More time just wasn’t possible as every meal on our itinerary was already spoken for. Finally, as we had to go and drive from Franschhoek to Somerset West with an unreliable navigation system, I very reluctantly said: “Next time.”

I have a feeling I’ll be back in Africa soon anyway

We were fully booked for every lunch and dinner in South Africa,
save for an impromptu lunch at Johannesburg airport
while waiting for our flight to Cape Town.
That club sandwich lunch at the airport, by the way,
is still among my favorite meals of the trip.


Anyway, that morning of that wonderful day, we sat out in the terrace of LQF, under the sun, discussing common friends in Manila and talking about South Africa.

“You definitely need more time in South Africa,” Lit had told us, and one of us had shrugged and said: “This was the max possible.” Yeah, it had been a real stretch to even get two weeks in our very busy lives, but fortunately everything had worked out nicely.

Beautiful sunset in Franschhoek

Even before we’d met him, it fascinated us no end that a Filipino would be living in Franschhoek — and this was one of the first questions I asked him when we finally met up.

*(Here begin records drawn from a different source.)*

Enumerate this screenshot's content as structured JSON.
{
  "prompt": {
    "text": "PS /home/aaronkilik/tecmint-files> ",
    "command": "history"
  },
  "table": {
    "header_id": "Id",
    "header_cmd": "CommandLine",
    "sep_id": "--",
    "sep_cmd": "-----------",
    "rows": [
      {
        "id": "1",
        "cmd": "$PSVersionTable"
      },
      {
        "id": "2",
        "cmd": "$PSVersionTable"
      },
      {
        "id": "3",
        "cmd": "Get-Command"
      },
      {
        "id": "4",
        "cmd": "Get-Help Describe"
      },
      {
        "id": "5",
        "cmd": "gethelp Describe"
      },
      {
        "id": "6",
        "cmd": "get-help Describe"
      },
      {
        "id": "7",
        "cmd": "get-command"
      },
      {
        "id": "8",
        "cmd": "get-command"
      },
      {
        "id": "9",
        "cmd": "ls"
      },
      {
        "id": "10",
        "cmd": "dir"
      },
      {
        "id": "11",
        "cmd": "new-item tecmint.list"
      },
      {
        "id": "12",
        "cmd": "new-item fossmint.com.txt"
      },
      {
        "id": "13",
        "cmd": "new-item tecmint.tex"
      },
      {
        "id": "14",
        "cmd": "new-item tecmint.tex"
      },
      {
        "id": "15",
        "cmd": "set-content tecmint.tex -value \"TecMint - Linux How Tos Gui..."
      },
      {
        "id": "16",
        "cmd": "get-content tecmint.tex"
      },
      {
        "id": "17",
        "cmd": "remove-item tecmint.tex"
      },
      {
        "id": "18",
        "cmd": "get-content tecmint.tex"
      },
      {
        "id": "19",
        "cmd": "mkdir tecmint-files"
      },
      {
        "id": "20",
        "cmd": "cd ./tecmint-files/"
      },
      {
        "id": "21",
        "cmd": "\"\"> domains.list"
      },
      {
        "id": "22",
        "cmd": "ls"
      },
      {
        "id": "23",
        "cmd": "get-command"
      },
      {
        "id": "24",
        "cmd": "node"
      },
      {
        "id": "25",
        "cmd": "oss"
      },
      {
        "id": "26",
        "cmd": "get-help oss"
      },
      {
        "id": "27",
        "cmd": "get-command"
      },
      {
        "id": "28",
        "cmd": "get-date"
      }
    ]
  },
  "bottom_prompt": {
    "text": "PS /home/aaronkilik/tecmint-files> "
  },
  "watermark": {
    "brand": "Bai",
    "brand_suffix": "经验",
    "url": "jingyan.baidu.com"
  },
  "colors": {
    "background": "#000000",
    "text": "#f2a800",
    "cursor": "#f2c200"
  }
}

“What’s it like, living over here?” I asked him. It’s undeniably a beautiful place, but I was interested in the aspects of real life in this part of the world, a place so far from reality as we know it.

“We love it here,” Lit said. And obviously, they lead a wonderful and pretty relaxed life.

When he isn’t working, Lit’s walking his two dogs along some of the most fantastic scenery in the world, and going on safari. Or sampling wines or heading for Cape Town, where the atmosphere is of course more cosmopolitan.

Friends have told me that when they go around Franschhoek with Lit and Kitty, the whole world knows them and it’s literally “Hi Lit,” or “Hi Kitty” everywhere.

I gave Lit also a rundown of all the hotels I’d chosen for this trip, and he seemed to know everyone running the ones in the Cape area, as well.


The garden of Le Quartier Francais

Later on, when we’d said goodbye to Lit and were on our way to lunch at Somerset West, in the car we’d talked about how surreal this morning was: there we were, three Filipinos with enough common friends to instantly be real friends, having coffee and rooibos tea in a garden terrace of a lovely hotel in a tiny town like Franschhoek at one end of Africa, which is really almost one end of the world.

It felt so comfortable, and yet it was so far from our reality.

A nice, relaxing, delicious and very liquid lunch
at one of the Cape’s grandest wineries.

We didn’t even know where we were. Of course it was South Africa; but it felt like Manila because we three were sitting around talking as if we were in a restaurant or a coffee shop at The Fort or somewhere in Makati.

But the scenery could have been anywhere. It was South Africa but it could have been Provence, Napa Valley, or somewhere else beautiful in California. Or even somewhere in Switzerland.

Surreal, but nice, as Julia Roberts said in that movie “Notting Hill.” And just another day in our never-ending, and never-endingly eventful Travelife.